The 18th Annual Abacus International Math Challenge runs from September, 2014 through April 30th, 2015.

Categories & Contacts
Group A – 3rd and 4th graders
Group B – 5th and 6th graders
Group C – 7th and 8th graders

In your first e-mail, please indicate your name, your grade/age, the name of your school, and the city where you live. Make sure that you indicate the number of the problem you are responding to. For proper identification, every e-mail you send should include your name.


The solution to a problem should include the results and your reasoning. Make sure that you try to find all the possible solutions for a problem. Your reasoning has to be given in English, but do not be discouraged if English is your second language. If we have a question about your answer, we will contact you.
Try to send your answers by the last day of the month for the posted problem, however solutions to any of the problems will be accepted until April 30, 2015. (You are welcome to participate in higher grade groups by solving their problems.)


You get five points for a thorough solution with reasoning; fewer points for a partial solution or solution with no reasoning, and more points if you find additional different solutions or prove more than required.
You may earn extra points if you design your own problems and they get posted in the challenge. So, try to make up some problems and solve them.

Sponsors: Byelocorp Scientific, Inc., Picower Foundation, QED Technologies, Begell House and with special thanks to NASA for its support.

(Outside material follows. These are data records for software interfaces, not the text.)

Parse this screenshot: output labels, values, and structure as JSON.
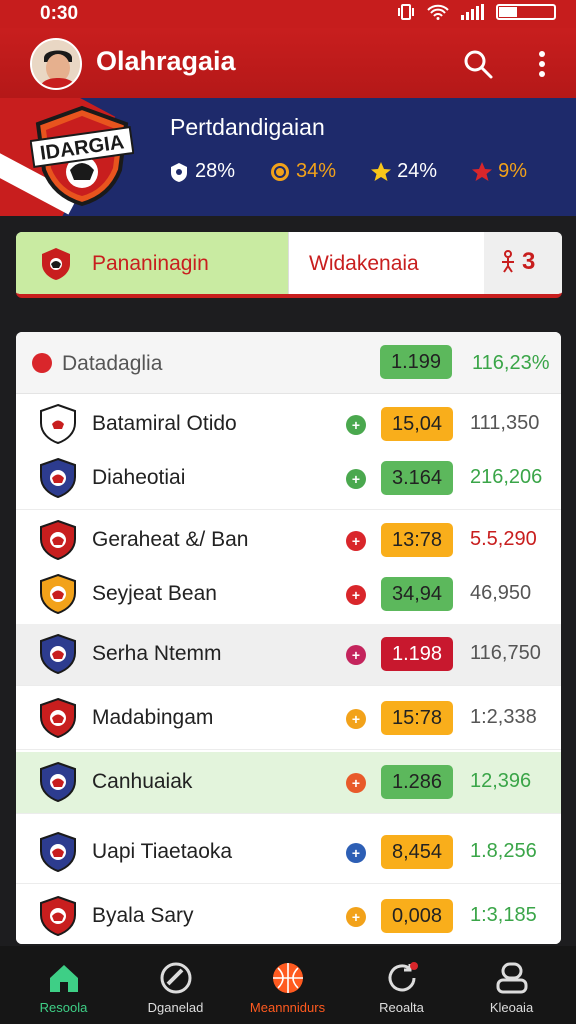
{
  "status_bar": {
    "time": "0:30"
  },
  "app_bar": {
    "title": "Olahragaia"
  },
  "banner": {
    "logo_text": "IDARGIA",
    "title": "Pertdandigaian",
    "stats": [
      {
        "icon": "shield-icon",
        "value": "28%",
        "color": "#ffffff"
      },
      {
        "icon": "coin-icon",
        "value": "34%",
        "color": "#f2a21a"
      },
      {
        "icon": "star-icon",
        "value": "24%",
        "color": "#ffffff"
      },
      {
        "icon": "star-icon",
        "value": "9%",
        "color": "#f2a21a"
      }
    ]
  },
  "tabs": {
    "tab1": "Pananinagin",
    "tab2": "Widakenaia",
    "tab3": "3"
  },
  "list": {
    "header": {
      "label": "Datadaglia",
      "pill": "1.199",
      "value": "116,23%"
    },
    "rows": [
      {
        "name": "Batamiral Otido",
        "dot": "+",
        "dot_color": "#4aa84e",
        "pill": "15,04",
        "pill_color": "#f9ae1b",
        "value": "111,350",
        "value_color": "#555555"
      },
      {
        "name": "Diaheotiai",
        "dot": "+",
        "dot_color": "#4aa84e",
        "pill": "3.164",
        "pill_color": "#5cb85c",
        "value": "216,206",
        "value_color": "#3aa548"
      },
      {
        "name": "Geraheat &/ Ban",
        "dot": "+",
        "dot_color": "#d9262b",
        "pill": "13:78",
        "pill_color": "#f9ae1b",
        "value": "5.5,290",
        "value_color": "#c81e1e"
      },
      {
        "name": "Seyjeat Bean",
        "dot": "+",
        "dot_color": "#d9262b",
        "pill": "34,94",
        "pill_color": "#5cb85c",
        "value": "46,950",
        "value_color": "#555555"
      },
      {
        "name": "Serha Ntemm",
        "dot": "+",
        "dot_color": "#c4245c",
        "pill": "1.198",
        "pill_color": "#c8182e",
        "value": "116,750",
        "value_color": "#555555"
      },
      {
        "name": "Madabingam",
        "dot": "+",
        "dot_color": "#f2a21a",
        "pill": "15:78",
        "pill_color": "#f9ae1b",
        "value": "1:2,338",
        "value_color": "#555555"
      },
      {
        "name": "Canhuaiak",
        "dot": "+",
        "dot_color": "#e85a2a",
        "pill": "1.286",
        "pill_color": "#5cb85c",
        "value": "12,396",
        "value_color": "#3aa548"
      },
      {
        "name": "Uapi Tiaetaoka",
        "dot": "+",
        "dot_color": "#2d5fb5",
        "pill": "8,454",
        "pill_color": "#f9ae1b",
        "value": "1.8,256",
        "value_color": "#3aa548"
      },
      {
        "name": "Byala Sary",
        "dot": "+",
        "dot_color": "#f2a21a",
        "pill": "0,008",
        "pill_color": "#f9ae1b",
        "value": "1:3,185",
        "value_color": "#3aa548"
      }
    ]
  },
  "bottom_nav": [
    {
      "label": "Resoola",
      "icon": "home-icon",
      "color": "#3ecf86"
    },
    {
      "label": "Dganelad",
      "icon": "ball-icon",
      "color": "#dddddd"
    },
    {
      "label": "Meannnidurs",
      "icon": "basketball-icon",
      "color": "#ff5a1f"
    },
    {
      "label": "Reoalta",
      "icon": "refresh-icon",
      "color": "#dddddd"
    },
    {
      "label": "Kleoaia",
      "icon": "profile-icon",
      "color": "#dddddd"
    }
  ]
}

If you read Hungarian, see the homepage of the Abacus Matematikai Lapok 10-14 éveseknek.

Learn how to use an ABACUS, the ancient calculator.